9 FAQs About Dyeing Cotton Blue With Red Cabbage

Red cabbage dye sample

Red cabbage dye is my favorite natural blue dye for cotton fabric and cotton clothing! 😀 You can use red cabbage to dye cotton blue even without a mordant. Or you can make DIY iron mordant to make the color darker and to improve the wash fastness of red cabbage dyed fabric. Continue reading 9 FAQs About Dyeing Cotton Blue With Red Cabbage

14 FAQs About Eco-Friendly Natural Dyeing

If you’re just getting started with natural dyeing, here are some frequently asked questions & answers about eco-friendly and sustainable natural dyeing: The eco-friendly natural dyeing 101!

Homemade Natural Blue Food Coloring With Red Cabbage

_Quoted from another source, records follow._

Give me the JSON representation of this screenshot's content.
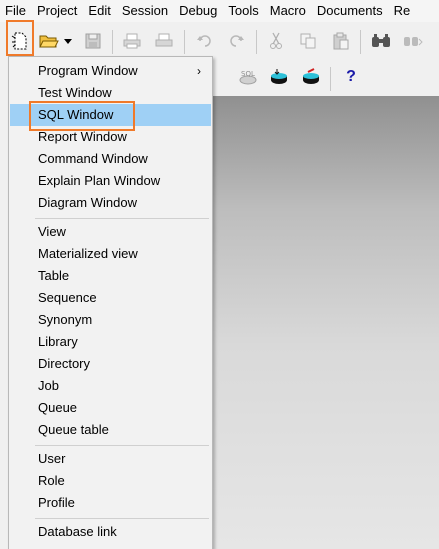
{
  "menubar": [
    "File",
    "Project",
    "Edit",
    "Session",
    "Debug",
    "Tools",
    "Macro",
    "Documents",
    "Re"
  ],
  "toolbar": {
    "icons": [
      "new-icon",
      "open-folder-icon",
      "dropdown-arrow-icon",
      "save-icon",
      "print-icon",
      "print-preview-icon",
      "undo-icon",
      "redo-icon",
      "cut-icon",
      "copy-icon",
      "paste-icon",
      "find-icon",
      "find-next-icon"
    ]
  },
  "toolbar2": {
    "icons": [
      "sql-stop-icon",
      "explain-icon",
      "commit-icon",
      "rollback-icon",
      "help-icon"
    ],
    "help_glyph": "?"
  },
  "menu": {
    "items": [
      {
        "label": "Program Window",
        "submenu": true
      },
      {
        "label": "Test Window"
      },
      {
        "label": "SQL Window",
        "selected": true
      },
      {
        "label": "Report Window"
      },
      {
        "label": "Command Window"
      },
      {
        "label": "Explain Plan Window"
      },
      {
        "label": "Diagram Window"
      },
      {
        "label": "View"
      },
      {
        "label": "Materialized view"
      },
      {
        "label": "Table"
      },
      {
        "label": "Sequence"
      },
      {
        "label": "Synonym"
      },
      {
        "label": "Library"
      },
      {
        "label": "Directory"
      },
      {
        "label": "Job"
      },
      {
        "label": "Queue"
      },
      {
        "label": "Queue table"
      },
      {
        "label": "User"
      },
      {
        "label": "Role"
      },
      {
        "label": "Profile"
      },
      {
        "label": "Database link"
      }
    ],
    "submenu_arrow": "›"
  },
  "colors": {
    "highlight_border": "#f07a2a",
    "selected_bg": "#9fd0f5"
  }
}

Do you want to know how to dye your own clothes and fabric in an eco-friendly and sustainable way with natural dyes? Natural dyeing is a fun process but it’s also good for the environment. So let’s get started with natural dyeing! 😀 Continue reading 14 FAQs About Eco-Friendly Natural Dyeing

34 Types of Seams – Historical Sewing

Learn how to make 34 historical types of seams. For historical costumes and modern clothing!

34 Types of Seams Historical Sewing

The Victorians had a seam for every purpose! The following 34 historical types of seams have already been used since the Victorian era. While some types of seams are even older and have been used since the Middle Ages. You can use the following 34 historical seam finishes for your Victorian and Edwardian clothing. But of course you can also use them for your modern clothing! Continue reading 34 Types of Seams – Historical Sewing

18th Century Chintz Stays With Stomacher

18th Century Chintz Stays With Stomacher

A while ago I bought chintz cotton fabric for an 18th century dress but the fabric was too flimsy for that! So the fabric sat in my stash for a couple of years until I finally had the idea to use the fabric for 18th century stays. I had just enough fabric left because I’d already used most of the fabric for a tablecloth. 😉 Continue reading 18th Century Chintz Stays With Stomacher